What is 'Good 'Til Canceled - GTC'
A good 'til canceled (GTC) order can be placed by an investor to buy or sell a security at a specified price that remains active until it is either rescinded by the investor or the trade is executed. GTC orders offer an alternative to placing a sequence of day orders, which expire at the end of each trading day. Rather than leave orders open ended, which poses the risk of being forgotten by investors until an eventual execution, GTC orders are commonly set to expire of 30 to 90 days after the trades are entered.
BREAKING DOWN 'Good 'Til Canceled - GTC'GTC orders provide investors with the convenience of placing trades at specified price points, also referred to as limit orders, which remain in force until they reach an expiration date, are executed or are canceled. These orders can be entered to buy or sell stock, or as stop orders.

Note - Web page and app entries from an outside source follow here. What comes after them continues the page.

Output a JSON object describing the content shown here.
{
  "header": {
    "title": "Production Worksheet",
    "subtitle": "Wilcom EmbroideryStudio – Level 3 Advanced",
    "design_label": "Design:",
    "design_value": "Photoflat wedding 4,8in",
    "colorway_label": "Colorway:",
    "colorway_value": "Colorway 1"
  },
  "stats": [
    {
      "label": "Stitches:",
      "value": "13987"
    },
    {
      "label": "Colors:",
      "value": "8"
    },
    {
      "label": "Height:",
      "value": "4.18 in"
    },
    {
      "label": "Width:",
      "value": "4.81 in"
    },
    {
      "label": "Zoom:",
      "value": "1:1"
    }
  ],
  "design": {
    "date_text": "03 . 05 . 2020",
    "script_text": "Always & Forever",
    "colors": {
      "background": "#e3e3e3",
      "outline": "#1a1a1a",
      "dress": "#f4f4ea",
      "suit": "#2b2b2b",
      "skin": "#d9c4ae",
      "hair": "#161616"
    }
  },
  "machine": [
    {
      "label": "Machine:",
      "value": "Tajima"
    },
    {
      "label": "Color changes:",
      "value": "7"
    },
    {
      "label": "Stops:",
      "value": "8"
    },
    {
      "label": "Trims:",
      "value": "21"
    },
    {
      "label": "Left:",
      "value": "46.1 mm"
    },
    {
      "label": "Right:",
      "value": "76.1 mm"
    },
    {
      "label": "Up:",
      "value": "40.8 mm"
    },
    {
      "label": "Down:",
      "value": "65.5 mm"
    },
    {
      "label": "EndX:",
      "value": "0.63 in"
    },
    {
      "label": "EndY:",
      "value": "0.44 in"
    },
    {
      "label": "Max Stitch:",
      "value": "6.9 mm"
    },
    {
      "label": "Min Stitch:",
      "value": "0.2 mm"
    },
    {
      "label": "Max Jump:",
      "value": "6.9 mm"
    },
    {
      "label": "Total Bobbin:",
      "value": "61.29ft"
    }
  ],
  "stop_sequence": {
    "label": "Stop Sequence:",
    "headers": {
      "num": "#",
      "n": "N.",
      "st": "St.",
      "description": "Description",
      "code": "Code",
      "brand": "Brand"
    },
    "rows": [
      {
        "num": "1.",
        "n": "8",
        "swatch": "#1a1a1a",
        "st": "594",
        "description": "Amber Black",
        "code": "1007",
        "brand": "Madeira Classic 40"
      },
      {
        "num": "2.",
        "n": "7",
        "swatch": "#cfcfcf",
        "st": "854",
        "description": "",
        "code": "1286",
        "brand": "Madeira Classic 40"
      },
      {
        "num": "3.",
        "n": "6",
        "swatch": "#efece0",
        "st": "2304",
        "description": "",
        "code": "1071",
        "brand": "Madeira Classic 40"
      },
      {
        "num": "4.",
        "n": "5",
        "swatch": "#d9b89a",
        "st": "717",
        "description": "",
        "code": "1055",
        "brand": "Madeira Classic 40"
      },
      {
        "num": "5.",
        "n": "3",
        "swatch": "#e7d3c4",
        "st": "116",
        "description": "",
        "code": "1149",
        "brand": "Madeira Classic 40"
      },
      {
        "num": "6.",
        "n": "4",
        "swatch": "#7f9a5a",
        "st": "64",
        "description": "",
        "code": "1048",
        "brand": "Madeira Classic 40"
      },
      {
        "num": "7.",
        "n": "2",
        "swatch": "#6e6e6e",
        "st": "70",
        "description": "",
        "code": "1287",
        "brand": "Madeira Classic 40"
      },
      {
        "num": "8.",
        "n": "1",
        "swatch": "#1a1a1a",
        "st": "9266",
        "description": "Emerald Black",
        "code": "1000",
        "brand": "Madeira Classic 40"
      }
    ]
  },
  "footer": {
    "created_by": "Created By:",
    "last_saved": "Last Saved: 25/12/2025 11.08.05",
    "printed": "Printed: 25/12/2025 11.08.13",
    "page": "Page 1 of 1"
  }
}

Limit prices and share amounts can also be changed prior to the execution of the trade.
GTC Buy Orders
An investor seeking to buy shares at a price lower than the trading level at the time the order is placed can enter a GTC buy order. For example, with shares of XYZ Corp. trading at $25, an investor could place an order at $22, as long as the order is for at least 100 shares. If share prices decline to that level, the trade is executed at $22 or lower. Generally speaking, GTC orders are filled at their limit price. One exception is a gap down, in which the stock closes above the limit price but opens below it. In the example above, the limit order would be filled at or near the opening price of the stock after the gap, which could be substantially lower than the limit price.

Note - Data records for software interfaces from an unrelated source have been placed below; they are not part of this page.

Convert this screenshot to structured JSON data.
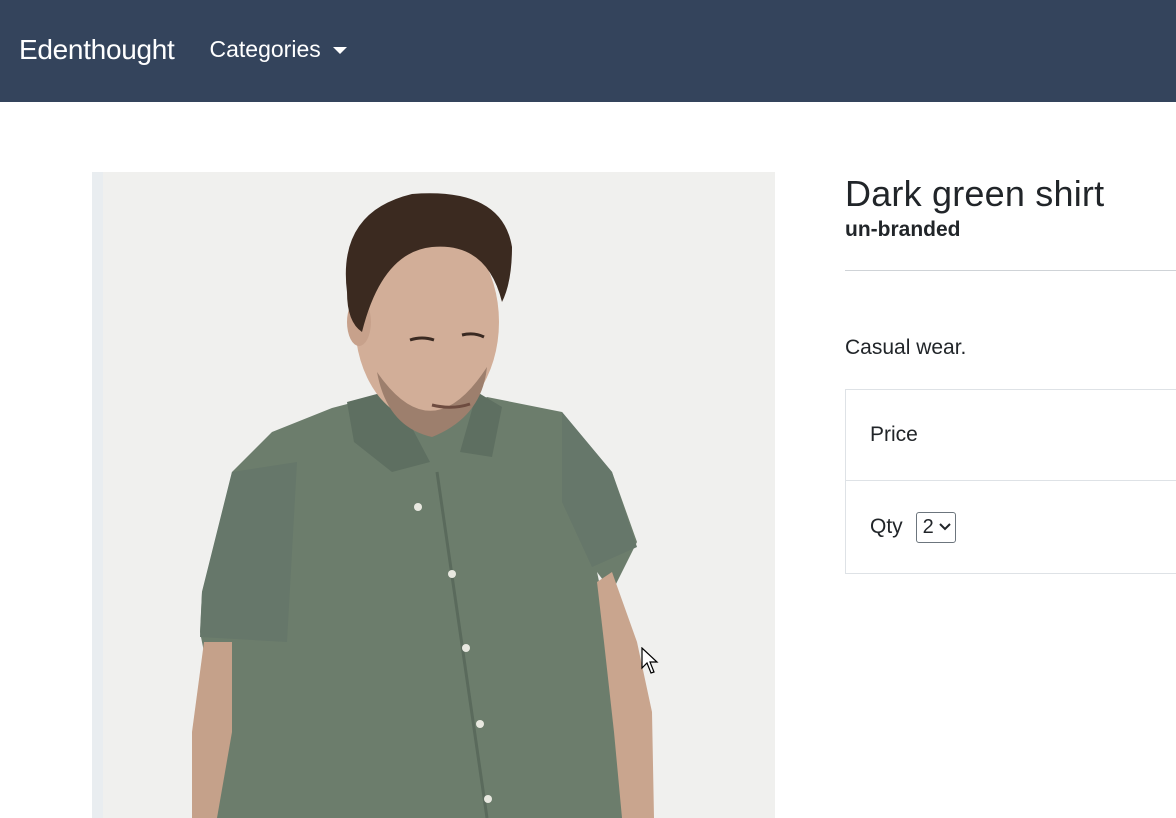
{
  "navbar": {
    "brand": "Edenthought",
    "categories_label": "Categories",
    "background": "#34445c"
  },
  "product": {
    "image_alt": "Man wearing dark green short-sleeve linen shirt",
    "title": "Dark green shirt",
    "brand": "un-branded",
    "description": "Casual wear.",
    "price_label": "Price",
    "qty_label": "Qty",
    "qty_value": "2"
  },
  "icons": {
    "caret": "caret-down-icon",
    "select_chevron": "chevron-down-icon",
    "cursor": "mouse-pointer-icon"
  }
}
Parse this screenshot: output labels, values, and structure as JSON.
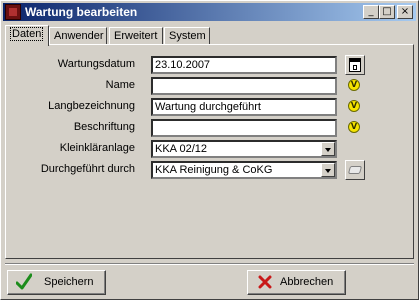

GTC Sell Orders
Investors can place GTC sell orders above the market price at the time the order is placed. For example, with shares trading at $25, an investor can place an order to sell at $28. If the share price increases to that level, an active sell order would execute at $28 or higher. Like GTC buy orders, sell orders are also executed at prices favoring investors under certain circumstances. For example, a gap opening above $28 would be filled at or near the opening price.

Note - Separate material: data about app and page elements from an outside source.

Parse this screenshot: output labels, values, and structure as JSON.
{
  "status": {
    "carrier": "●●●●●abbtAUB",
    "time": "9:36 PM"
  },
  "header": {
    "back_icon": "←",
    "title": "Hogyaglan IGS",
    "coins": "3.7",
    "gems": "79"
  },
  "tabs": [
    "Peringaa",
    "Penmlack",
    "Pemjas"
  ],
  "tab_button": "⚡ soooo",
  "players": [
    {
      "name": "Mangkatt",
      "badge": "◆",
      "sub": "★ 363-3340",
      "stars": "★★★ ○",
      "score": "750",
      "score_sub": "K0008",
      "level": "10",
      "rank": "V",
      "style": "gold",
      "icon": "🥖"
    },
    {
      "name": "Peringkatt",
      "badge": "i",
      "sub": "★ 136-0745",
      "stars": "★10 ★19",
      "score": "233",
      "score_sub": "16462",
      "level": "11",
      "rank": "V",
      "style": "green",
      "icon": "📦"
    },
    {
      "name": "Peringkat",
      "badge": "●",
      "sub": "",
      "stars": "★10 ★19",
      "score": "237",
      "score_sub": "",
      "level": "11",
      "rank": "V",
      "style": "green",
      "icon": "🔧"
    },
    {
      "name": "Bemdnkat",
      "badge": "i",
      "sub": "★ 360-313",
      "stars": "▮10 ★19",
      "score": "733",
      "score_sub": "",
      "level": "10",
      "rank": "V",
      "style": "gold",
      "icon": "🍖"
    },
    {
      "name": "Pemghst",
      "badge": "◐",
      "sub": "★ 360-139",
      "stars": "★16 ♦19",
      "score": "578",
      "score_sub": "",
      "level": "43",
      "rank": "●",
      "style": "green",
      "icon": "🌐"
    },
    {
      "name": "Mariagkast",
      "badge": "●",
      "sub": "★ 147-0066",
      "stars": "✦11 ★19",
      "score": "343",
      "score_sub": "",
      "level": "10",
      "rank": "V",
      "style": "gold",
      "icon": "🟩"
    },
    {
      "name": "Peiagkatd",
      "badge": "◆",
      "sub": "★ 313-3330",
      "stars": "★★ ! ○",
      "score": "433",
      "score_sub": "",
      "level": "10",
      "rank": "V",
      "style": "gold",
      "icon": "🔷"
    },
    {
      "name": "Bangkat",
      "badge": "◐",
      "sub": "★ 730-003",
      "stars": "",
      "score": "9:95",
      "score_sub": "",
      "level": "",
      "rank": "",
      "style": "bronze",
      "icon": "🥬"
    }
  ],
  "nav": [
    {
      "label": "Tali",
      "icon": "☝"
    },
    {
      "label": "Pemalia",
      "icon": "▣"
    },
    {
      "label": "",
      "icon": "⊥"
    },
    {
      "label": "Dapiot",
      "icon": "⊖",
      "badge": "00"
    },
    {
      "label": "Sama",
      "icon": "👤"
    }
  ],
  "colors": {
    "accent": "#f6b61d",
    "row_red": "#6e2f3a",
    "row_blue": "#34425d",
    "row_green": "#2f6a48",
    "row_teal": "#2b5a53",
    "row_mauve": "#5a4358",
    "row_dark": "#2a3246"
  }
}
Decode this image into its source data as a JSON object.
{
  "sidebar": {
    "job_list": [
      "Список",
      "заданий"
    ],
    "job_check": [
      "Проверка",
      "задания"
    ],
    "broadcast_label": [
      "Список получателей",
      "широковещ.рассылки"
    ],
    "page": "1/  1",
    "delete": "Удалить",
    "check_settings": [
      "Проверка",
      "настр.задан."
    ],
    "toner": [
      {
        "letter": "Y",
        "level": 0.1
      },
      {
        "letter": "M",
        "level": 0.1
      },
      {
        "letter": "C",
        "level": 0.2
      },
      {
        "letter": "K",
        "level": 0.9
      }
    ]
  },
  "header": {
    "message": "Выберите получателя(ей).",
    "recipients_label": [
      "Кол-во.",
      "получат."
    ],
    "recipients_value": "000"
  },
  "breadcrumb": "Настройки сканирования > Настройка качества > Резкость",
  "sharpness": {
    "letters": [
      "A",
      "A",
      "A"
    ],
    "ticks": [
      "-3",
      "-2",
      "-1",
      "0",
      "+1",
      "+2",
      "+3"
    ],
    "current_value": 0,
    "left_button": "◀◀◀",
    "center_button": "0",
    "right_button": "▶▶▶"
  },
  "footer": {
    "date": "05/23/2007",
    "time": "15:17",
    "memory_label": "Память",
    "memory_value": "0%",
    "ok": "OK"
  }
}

The NYSE Stops GTC Orders
In February 2016, the NYSE and NASDAQ stopped accepting GTC orders, as well as GTC stop orders. Stop orders are usually placed to limit losses with automatic executions when trades are executed at a specified level. For example, with shares trading at $25, an investor could place a stop order at $20, which would be executed when a prior trade is executed at $20. At the execution of a trade at $20, the GTC stop order is converted to a market order which may be sold at, above or below $20. Most brokerages still offer GTC and stop orders, but they cannot be placed directly with the NYSE or NASDAQ.